Butterflies, the stuff of so many glitter stickers and ankle tattoos, are nature’s airborne art. They seem to capture a sense of ephemeral life at its most impossibly beautiful, so our sadness at the prospect of losing even one of the approximately 20,000 species of butterflies known to exist is understandable. What is not is the contortions a few governmentally supported conservationists (along with a host of concerned, or obsessed, volunteers) must execute to preserve a tiny remnant of Lange’s metalmarks in the small, grotesquely compromised habitat of the 67-acre (55, says the government website) Antioch Dunes National Wildlife Refuge. The sand dunes were relentlessly mined in the past century, and a gypsum plant and power lines split the park. In 2006, only 45 of the orange-and-black butterflies could be found, down from thousands a decade before. They lay their eggs only on naked stem buckwheat, which is being overrun by invasive hairy vetch that has to be pulled out by hand or herbicided to death (with predictable fallout, namely the harming of butterfly eggs). The attempts to maintain a viable habitat this isolated—attempts, dubbed conservation reliance, that are at once comedic and tragic, a strange opposition balletically explored here—illustrate the phenomenon of “island biogeography.” As David Quammen described in his elegiac Song of the Dodo, islands are “where species go to die.” But as Wild Ones shows, they’re not going down without a fight—even if it is a futile one, and involves lots of grad students with plastic cups and captive female butterflies.
When finally we read of whooping cranes reared by humans in costume, taught to migrate behind men in ultralights, and shoved away from food sources deemed insufficiently wild, the question can no longer be avoided: For whom do we do this? Probably not for the bird who has just been pepper-sprayed “to promote wildness.” Such efforts—“heroism in the Sisyphean sense”—seem to be made primarily for us, so we can write a bedtime story that contains man and animal intertwined, exchanging nobilities.
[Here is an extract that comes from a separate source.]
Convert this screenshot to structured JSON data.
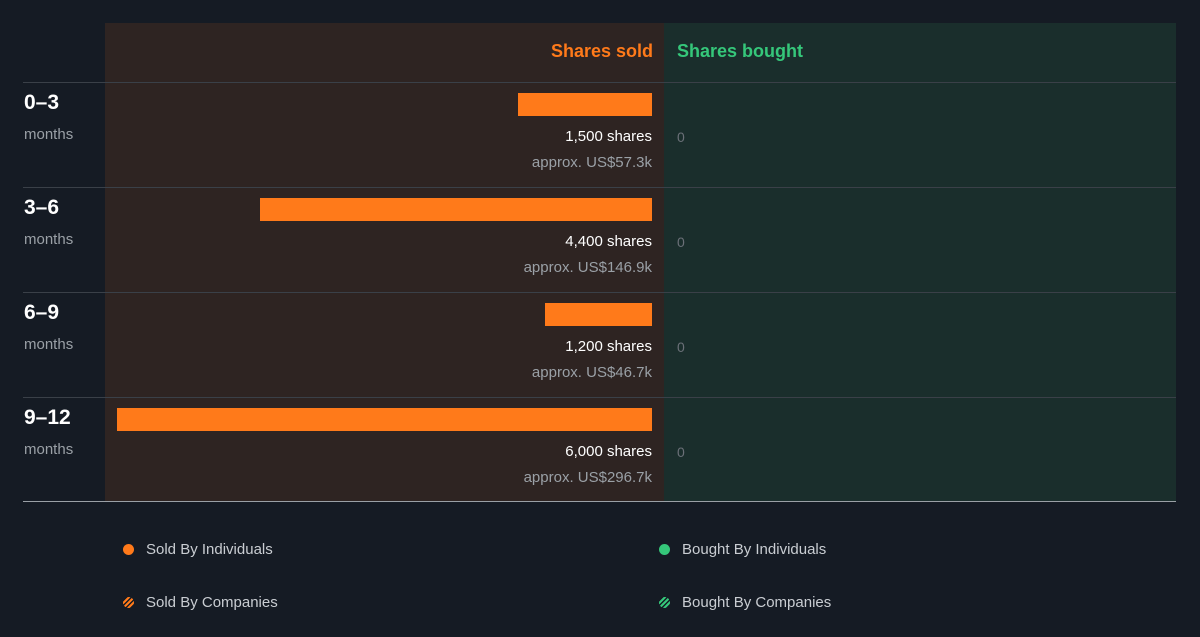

This book is dense with both thought and fact, but no one will mistake it for an article in the journal Biodiversity. It is written with a vernacularly light touch, shot through with compassion and wit, not to mention open amazement, the only apt response to the story of our monumental hubris.
Zoom out and what you see is one species—us—struggling to keep all others in their appropriate places, or at least in the places we’ve sometimes arbitrarily decided they ought to stay. In some places we want cows but not bison, or mule deer but not coyotes, or cars but not elk. Or sheep but not elk. Or bighorn sheep but not aoudad sheep. Or else we’d like wolves and cows in the same place. Or natural gas tankers swimming harmoniously with whales. We are everywhere in the wilderness with white gloves on, directing traffic.
At the end of this rich feast of irony, let there be cake. Make a big wish, America. Then blow.